  • Both phones have unique differentiating technologies: The One’s SLCD 3 uses AH-IPS for lower power-consumption, and the ability to display at a higher resolution, while also allowing for better color-reproduction than its predecessor with Super LCD2. It also features CG-Silicon tech, which reduces layers for the LCD and helps with the higher-pixel density.

  • The iPhone 5 on the other hand, features an In-Cell LCD, which reduces the layers required for the LCD stack, by integrating touch sensors into the circuitry and increasing clarity (also allows the iPhone 5 to be even thinner and lighter than its predecessor). Also, to be noted, the SLCD 3 in the HTC One does not use in-cell tech (it is still on-cell, akin to the previous iPhones and older smartphones).

  • Contrast ratios for both phones are superb, and among the best in the industry (around 1000-1200 range for both). In Anandtech’s review of the device though, the 1700 score for the HTC One was due to dynamic contrast not easily being disabled (this skews the result, and gives an untrue value in the benchmark). As such, it can be determined from subjective observations, that both phone are indeed very close.

  • The HTC One (if being very specific and analyzed in a quantitative manner) has one of the best black levels of any LCD display, aiding in a variety of conditions, while the iPhone 5 manages to garner the top spot for screen brightness, meaning better visibility overall (in outdoor conditions this can be very helpful)

  • As for color accuracy, the HTC One is the only smartphone that manages to even come close to the iPhone 5’s class-leading characteristics, but the result for both phones is still amazingly impressive overall.
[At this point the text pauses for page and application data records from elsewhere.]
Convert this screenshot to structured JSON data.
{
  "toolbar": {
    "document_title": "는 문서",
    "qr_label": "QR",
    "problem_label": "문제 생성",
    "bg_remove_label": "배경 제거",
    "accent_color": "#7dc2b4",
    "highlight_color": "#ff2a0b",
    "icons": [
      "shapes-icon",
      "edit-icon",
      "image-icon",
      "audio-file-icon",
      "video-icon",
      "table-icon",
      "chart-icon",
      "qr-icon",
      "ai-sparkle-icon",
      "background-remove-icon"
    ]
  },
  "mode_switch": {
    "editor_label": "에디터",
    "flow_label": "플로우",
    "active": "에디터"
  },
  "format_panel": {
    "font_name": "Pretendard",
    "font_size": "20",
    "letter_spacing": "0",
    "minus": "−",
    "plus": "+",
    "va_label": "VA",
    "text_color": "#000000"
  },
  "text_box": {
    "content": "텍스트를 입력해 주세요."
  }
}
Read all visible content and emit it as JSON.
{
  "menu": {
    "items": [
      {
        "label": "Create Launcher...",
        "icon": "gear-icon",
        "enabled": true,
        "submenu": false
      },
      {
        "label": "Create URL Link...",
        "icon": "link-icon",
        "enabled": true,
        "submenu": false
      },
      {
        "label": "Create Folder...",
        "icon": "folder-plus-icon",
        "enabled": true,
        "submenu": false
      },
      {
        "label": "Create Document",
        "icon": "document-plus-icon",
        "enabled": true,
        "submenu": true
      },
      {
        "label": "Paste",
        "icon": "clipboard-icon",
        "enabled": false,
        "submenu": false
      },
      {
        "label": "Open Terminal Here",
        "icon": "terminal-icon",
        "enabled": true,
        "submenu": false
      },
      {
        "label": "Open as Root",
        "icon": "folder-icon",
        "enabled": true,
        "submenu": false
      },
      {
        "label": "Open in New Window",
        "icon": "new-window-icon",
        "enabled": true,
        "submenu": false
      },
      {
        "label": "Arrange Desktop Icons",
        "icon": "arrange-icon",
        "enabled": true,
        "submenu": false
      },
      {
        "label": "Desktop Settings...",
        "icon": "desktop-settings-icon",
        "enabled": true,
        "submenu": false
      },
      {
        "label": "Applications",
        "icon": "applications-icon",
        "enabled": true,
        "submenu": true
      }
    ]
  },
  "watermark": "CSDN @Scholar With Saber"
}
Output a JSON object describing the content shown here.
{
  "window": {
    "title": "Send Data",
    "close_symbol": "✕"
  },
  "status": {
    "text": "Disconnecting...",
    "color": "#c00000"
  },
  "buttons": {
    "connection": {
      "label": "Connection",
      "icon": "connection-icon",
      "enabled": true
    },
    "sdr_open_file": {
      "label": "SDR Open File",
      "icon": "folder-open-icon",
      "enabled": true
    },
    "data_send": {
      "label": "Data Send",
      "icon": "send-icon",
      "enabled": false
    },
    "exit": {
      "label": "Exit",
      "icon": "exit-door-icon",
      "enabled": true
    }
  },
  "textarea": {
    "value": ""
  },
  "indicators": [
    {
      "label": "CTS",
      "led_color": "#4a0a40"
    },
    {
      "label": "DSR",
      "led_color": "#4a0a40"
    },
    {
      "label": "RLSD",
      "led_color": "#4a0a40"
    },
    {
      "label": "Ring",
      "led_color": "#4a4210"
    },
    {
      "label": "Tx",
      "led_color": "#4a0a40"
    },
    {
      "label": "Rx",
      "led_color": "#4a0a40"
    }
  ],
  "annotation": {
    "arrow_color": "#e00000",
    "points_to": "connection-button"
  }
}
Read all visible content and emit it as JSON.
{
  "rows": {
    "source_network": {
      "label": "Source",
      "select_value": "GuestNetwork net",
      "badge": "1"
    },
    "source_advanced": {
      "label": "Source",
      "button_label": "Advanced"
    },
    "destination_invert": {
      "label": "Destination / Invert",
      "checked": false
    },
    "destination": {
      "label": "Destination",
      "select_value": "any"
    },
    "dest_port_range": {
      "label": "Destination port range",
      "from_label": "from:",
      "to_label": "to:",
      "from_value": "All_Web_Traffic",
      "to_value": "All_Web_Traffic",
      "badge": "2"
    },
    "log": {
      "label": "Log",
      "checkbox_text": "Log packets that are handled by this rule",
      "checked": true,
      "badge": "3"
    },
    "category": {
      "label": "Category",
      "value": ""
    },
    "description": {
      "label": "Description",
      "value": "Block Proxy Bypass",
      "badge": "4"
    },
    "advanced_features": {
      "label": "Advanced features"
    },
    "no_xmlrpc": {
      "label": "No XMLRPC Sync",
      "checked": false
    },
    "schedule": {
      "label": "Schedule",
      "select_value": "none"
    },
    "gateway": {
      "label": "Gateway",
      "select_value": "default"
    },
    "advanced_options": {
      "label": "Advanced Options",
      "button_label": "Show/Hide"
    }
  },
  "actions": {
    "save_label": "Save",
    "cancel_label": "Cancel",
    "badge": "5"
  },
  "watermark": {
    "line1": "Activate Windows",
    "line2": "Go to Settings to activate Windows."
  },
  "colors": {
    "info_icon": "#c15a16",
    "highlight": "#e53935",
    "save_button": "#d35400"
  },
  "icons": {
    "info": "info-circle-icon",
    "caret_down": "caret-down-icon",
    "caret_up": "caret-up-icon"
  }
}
For an in depth analysis including grayscale, color gamut, etc. read Anandtech’s reviews for each phone (the display section).

  • Overall though, while the HTC One manages to bring about the highest-resolution display on the market, the iPhone 5 remains king of the hill in almost all areas that matter to professional users. For some conclusive evidence, here is the Anandtech iPhone 5 thorough display analysis: iPhone 5 Screen Anandtech

To conclude the display comparison, I’ve brought about snippets of the Anandtech display analysis for each phone. Both are simply class-leading, and in the end you can’t go wrong choosing either device, as they both flaunt brilliant displays that would make almost any other smartphone owner jealous.

Anandtech HTC One: I think HTC continues to do a much better job than all the other Android OEMs, but only Apple is really taking things seriously here and taking the couple of dollar hit to have each panel calibrated. That said the HTC One’s display is a sight to behold, it is incredibly crisp and sharp in every condition you can throw at it

Anandtech iPhone 5: I do know that if TV and PC Monitor vendors were able to provide displays that looked like this out of the box, professional calibrators would lose a good amount of business. The new panel in the iPhone 5 is simply remarkable in quality and if it were a PC monitor, I'd give it a Gold Award on the basis of its performance.